On cue, a flood came. The flood came despite our preparations with long, plastic gutter extenders that ran away from the house. However, water got into the basement anyway. A small piece of WiFi-connected wall art shows colored LEDs the locations of all the trains in New York City. As line after line went black, we watched. We spent the night salvaging storage boxes and bridging puddles using a takeout container. We checked Twitter to see the torrent in parallelsubway waterfalls and sink geysers. One picture showed someone trying to deliver food by riding a bicycle in waist-deep water. All of it felt very cyberpunk. Plastic tendrils were coming off the house. Social media was threading the crisis in real-time. Gig workers were put at risk by apps that control their lives. Streets turned to liquid. The sun rose, of course.
We wandered about, feeling groggy. We wandered around, groggy. Our neighbor next door said that he had lived here for 20 years and hadn't seen anything like it before. Nobody had a sump machine. My shrink, who lived a block away from me, said that he can recall a flood somewhere in the area about 30 or 35 years back. It could have been much longer. So: a three-times-a-century event. (Of course, probability doesn't work that way; I was trying to figure out how bizarre things might get.
My shrink keeps repeating to me, many times per day, that I will be calm no matter what. It doesn't matter what happens, it won't affect me. I will expand my expectations. That's it. It happens. Be calm and handle it. I first started seeing him as I was shouting at my children about stupid stuff. I've mostly stopped but it's a good approach for floods. We did stay calm under (hydrostatic) pressure. We must expect another flood to come.
This is what my wife and I do together using shared spreadsheets.

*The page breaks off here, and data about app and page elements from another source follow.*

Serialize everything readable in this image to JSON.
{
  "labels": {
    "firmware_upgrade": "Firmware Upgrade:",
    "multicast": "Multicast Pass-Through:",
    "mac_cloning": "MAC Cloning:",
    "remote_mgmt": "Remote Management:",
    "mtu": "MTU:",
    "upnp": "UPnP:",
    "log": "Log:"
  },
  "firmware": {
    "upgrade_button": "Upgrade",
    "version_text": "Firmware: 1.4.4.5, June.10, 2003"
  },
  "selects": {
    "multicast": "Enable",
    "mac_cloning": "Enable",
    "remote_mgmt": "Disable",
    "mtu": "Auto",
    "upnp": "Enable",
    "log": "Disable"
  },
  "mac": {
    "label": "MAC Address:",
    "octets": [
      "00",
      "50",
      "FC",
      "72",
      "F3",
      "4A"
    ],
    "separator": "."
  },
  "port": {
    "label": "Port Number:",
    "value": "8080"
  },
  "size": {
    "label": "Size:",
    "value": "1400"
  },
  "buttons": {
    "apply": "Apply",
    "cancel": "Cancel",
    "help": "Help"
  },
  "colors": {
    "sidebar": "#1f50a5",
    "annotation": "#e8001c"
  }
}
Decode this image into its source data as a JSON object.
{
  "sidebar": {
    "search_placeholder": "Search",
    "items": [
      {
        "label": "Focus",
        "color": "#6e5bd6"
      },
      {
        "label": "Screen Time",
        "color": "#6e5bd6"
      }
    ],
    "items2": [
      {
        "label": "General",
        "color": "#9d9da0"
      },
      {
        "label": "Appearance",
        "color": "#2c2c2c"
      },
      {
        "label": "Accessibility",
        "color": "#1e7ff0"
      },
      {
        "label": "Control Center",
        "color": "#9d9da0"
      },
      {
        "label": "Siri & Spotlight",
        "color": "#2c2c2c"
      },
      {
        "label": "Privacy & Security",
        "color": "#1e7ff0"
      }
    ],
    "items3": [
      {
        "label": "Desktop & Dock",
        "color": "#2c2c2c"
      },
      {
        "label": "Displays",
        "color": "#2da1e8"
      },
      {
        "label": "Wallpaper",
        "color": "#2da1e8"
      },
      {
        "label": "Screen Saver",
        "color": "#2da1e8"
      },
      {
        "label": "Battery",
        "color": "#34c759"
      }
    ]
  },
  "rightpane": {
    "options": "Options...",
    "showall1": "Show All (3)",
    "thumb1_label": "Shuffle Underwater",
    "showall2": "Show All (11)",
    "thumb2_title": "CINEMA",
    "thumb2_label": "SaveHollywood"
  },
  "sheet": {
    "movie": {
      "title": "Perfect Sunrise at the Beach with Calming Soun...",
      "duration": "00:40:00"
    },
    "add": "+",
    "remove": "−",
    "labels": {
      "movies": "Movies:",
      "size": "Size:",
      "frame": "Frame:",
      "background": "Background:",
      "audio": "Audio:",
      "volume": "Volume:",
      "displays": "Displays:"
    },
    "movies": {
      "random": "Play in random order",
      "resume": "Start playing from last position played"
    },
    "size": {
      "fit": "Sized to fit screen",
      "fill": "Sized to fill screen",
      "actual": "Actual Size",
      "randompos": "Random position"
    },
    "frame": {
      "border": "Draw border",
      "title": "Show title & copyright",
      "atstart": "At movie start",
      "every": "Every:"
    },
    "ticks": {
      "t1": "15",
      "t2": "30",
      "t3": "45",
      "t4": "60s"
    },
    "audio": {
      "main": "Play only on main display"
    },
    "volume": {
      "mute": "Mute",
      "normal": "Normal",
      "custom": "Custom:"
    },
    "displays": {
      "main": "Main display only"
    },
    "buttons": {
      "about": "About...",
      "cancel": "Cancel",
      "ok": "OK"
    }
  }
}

There is a lot of work to be done. I had to throw away my basement couch because it was sprouting mushrooms. But the majority of the work comes down to the one universal unit of homecare: the Guy. Gutter guy (the guy is silent), floor guy, roof man, and plumber. They assume that I am also a man, but my wife works in construction. I hide upstairs whenever they arrive. Later, she appears and draws diagrams on an electronic tablet to show what's happening. I smile and nod, saying simple words like Pipes or Sewer. That's our love language.
While spreadsheets work well for our basement, I doubt they will scale to all basements. Because I obsess over climate change like many others, I have been searching for software tools to help us all plan. Temperate was recommended by a friend. It's a climate mitigation tool for communities. You can think about floods, hurricanes and heat waves. I tried the free trial but it was not for me. After that, I went to toolkit.climate.gov. There are approximately 500 websites and PDFs available from the government. Some include shareable sunscreen memes, calculators, and even ones that show you the risk of catching a pathogen at your beach. It's almost like looking through pamphlets at a clinic. Although I did find some useful checklists, I'm not a coastal dweller so they weren’t as helpful as I would have liked.